"url": "<organization>/<project>/statuses/${pactbroker.consumerVersionNumber}",
"headers": {
"Content-Type": "application/json"
"body": {
"state": "${pactbroker.githubVerificationStatus}",
"description": "Pact Verification Tests ${pactbroker.providerVersionTags}",
"context": "${pactbroker.providerName}",
"target_url": "${pactbroker.verificationResultUrl}"
"username": "USERNAME",
"password": "PASSWORD"

If all your consumer names match their repository names in Github, you can make this a global webhook by removing the consumer node, and replacing the hardcoded <project> name in the URL with the parameter ${pactbroker.consumerName}.

Want to use this cool feature? You'll need version 2.47.1 or later of the Pact Broker.

Check out the webhook template library for more handy webhooks.

ยท 2 min read

The can-i-deploy tool is a CLI that ensures you are safe to deploy a consumer or provider into a given environment. To do this, it queries the Pact Broker to ensure that there is a successful verification result between the existing application versions and the application version you're about to deploy.

If you deploy to a test environment as part of your build pipeline, you may find yourself in the situation where the verification result is unknown because the provider build is still running. What typically would happen is that a changed pact would trigger a provider build via a webhook in the Pact Broker, and the provider may not have finished before can-i-deploy is invoked.

To help out in this scenario, you can now use the following two options to let the can-i-deploy command poll until all the verification results arrive.

# The number of times to retry while there is an unknown
# verification result
# (ie. the provider verification is likely still running)
# Default: 0
# The time between retries in seconds.
# Use in conjuction with --retry-while-unknown
# Default: 10

Remember, however, that changes to pacts are best introduced on feature branches of your consumer.

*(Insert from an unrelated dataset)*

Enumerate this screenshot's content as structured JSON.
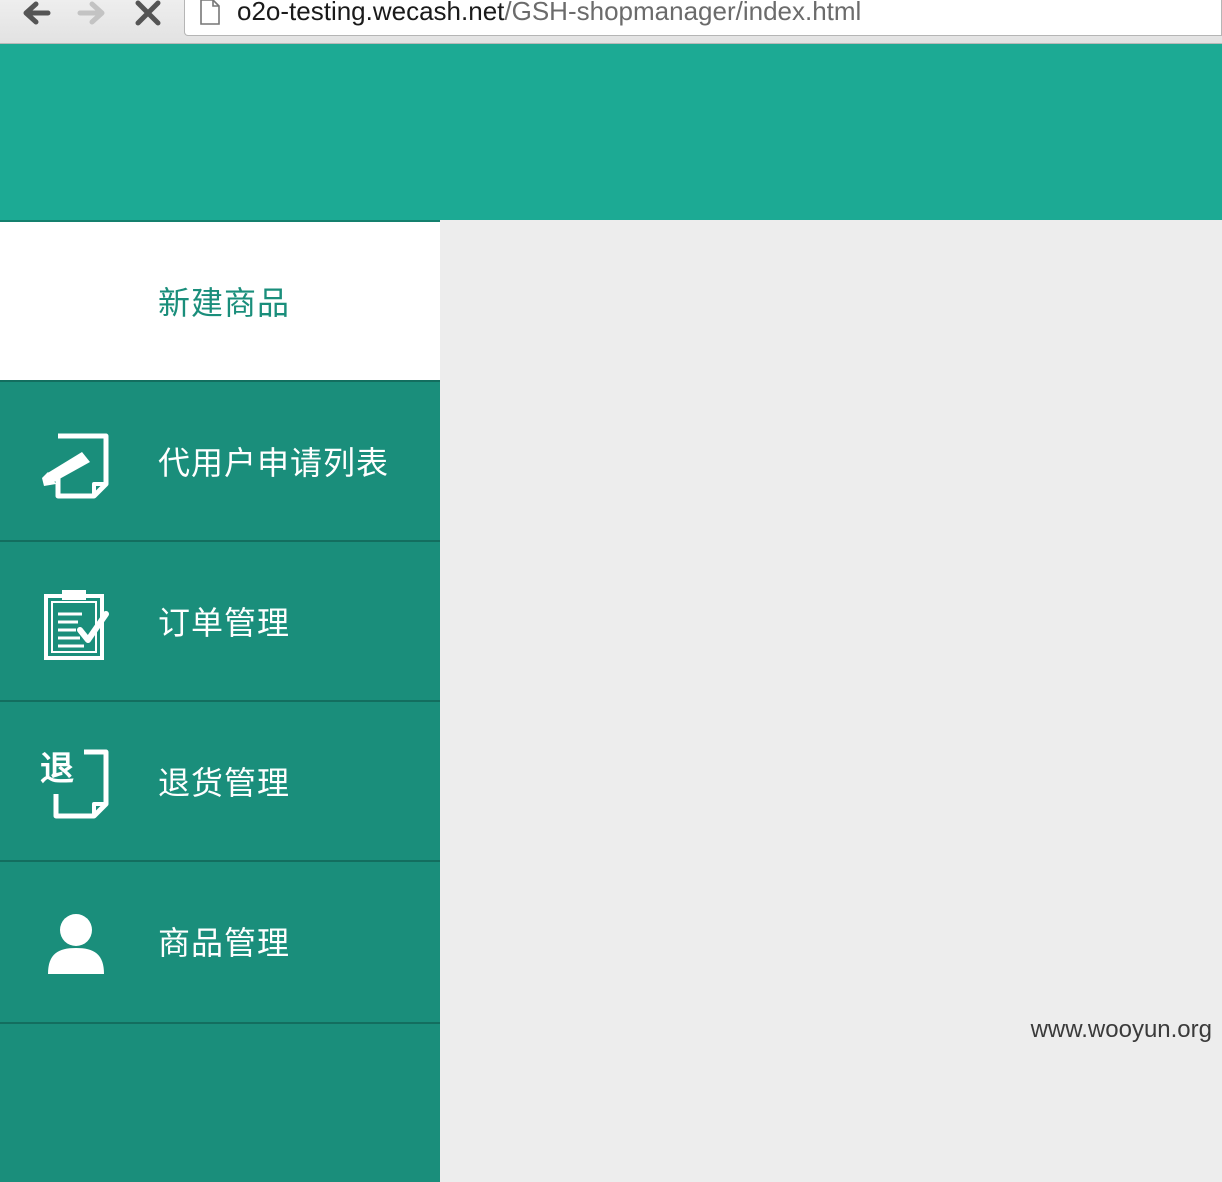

This allows your pact to be "pre-verified" by the time the branch is merged into master, which will mean can-i-deploy should never block your master build.

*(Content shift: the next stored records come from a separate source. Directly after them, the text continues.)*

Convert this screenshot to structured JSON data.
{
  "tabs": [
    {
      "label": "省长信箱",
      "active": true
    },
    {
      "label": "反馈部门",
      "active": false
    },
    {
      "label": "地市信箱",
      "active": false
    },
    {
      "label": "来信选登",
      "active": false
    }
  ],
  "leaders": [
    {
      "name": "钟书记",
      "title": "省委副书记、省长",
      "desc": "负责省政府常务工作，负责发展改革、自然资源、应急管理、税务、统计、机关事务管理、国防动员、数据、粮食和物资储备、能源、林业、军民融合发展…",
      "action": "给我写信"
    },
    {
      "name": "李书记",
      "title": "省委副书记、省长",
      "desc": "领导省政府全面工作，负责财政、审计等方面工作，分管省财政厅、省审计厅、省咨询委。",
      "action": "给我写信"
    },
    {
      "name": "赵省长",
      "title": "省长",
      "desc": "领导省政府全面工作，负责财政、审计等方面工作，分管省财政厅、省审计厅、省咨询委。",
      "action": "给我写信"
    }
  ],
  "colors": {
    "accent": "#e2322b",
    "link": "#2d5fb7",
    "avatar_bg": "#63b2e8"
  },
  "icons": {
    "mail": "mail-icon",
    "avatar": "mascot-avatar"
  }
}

You can read about how to do this in The steps to reaching Pact Nirvana.

Want to use this new feature? You'll need version 1.48.0 or later of the Pact CLI, and version 2.23.4 or later of the Pact Broker

ยท One min read

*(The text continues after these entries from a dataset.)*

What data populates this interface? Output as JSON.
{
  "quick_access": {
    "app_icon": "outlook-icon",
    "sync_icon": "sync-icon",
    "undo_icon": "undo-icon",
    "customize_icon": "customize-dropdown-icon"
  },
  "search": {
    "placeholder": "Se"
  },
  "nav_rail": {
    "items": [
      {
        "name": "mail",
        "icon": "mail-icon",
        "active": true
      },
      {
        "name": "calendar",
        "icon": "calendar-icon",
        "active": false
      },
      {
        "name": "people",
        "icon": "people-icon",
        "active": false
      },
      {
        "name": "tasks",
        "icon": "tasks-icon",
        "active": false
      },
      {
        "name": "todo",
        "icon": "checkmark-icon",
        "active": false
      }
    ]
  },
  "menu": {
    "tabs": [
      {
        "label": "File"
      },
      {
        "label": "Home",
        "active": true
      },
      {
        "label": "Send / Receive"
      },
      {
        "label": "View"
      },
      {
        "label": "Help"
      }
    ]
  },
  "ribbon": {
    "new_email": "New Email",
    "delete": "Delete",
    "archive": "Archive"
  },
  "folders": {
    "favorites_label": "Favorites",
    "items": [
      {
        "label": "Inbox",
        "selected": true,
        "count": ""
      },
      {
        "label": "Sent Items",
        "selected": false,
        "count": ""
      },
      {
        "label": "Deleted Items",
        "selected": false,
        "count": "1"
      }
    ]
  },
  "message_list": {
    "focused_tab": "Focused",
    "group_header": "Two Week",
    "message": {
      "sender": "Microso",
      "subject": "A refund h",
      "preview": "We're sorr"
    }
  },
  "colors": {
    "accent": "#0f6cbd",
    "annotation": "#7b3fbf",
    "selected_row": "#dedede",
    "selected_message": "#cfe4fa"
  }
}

Pact is a tool for implementing "consumer driven contracts" - a technique for testing integrations without using traditional integration tests. It was first written at to help a team of developers escape the integration test hell of a rapidly expanding HTTP microservices network, and has since grown to become an open source project for contract testing in multiple languages and protocols.

Since its creation in 2013, Pact has come a long way. We're always adding new features in response to the feedback we get from our users and our own experience, but recently we've realised that we've done a poor job of letting everyone know about the awesome new things we've added along the way.

So, we've started as a place to let everyone know about new features in Pact, to share people's Pact experiences (good and bad!), and to help build a community of Pact users who can help each other. If you haven't already, please join us at, and if you'd like to contribute a post to our blog, chat to us on the #blog channel.